-- Data supplied follows --
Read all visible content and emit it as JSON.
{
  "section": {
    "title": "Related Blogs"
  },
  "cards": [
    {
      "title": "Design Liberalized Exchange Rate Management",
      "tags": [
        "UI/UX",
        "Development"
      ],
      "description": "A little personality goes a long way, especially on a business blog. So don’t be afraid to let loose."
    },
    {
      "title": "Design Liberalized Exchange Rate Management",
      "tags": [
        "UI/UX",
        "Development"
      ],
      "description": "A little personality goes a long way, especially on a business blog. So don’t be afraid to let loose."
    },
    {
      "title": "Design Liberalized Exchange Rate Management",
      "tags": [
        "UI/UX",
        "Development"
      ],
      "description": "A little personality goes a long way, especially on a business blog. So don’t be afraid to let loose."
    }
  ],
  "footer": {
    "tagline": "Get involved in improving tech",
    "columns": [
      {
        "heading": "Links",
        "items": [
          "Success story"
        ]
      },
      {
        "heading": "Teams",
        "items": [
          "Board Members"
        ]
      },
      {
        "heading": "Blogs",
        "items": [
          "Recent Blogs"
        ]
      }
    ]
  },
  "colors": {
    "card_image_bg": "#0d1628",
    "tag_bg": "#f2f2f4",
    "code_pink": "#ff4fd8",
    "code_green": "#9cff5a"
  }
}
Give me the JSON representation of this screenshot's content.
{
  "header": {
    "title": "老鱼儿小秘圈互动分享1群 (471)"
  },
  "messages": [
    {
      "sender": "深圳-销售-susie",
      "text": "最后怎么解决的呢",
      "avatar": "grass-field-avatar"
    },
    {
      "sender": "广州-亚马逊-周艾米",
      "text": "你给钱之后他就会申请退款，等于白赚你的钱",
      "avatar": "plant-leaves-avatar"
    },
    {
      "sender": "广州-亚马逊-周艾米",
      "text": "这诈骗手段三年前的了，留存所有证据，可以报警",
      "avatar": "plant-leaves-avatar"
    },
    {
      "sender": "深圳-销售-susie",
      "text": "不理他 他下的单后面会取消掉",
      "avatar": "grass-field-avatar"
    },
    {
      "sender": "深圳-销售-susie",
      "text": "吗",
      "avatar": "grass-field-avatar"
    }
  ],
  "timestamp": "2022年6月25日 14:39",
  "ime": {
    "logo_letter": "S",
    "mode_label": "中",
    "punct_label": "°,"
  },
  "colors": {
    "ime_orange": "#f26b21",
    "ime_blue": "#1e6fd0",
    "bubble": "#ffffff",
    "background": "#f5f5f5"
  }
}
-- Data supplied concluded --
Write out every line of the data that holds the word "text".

## Solution to this exercise:
      "text": "最后怎么解决的呢",
      "text": "你给钱之后他就会申请退款，等于白赚你的钱",
      "text": "这诈骗手段三年前的了，留存所有证据，可以报警",
      "text": "不理他 他下的单后面会取消掉",
      "text": "吗",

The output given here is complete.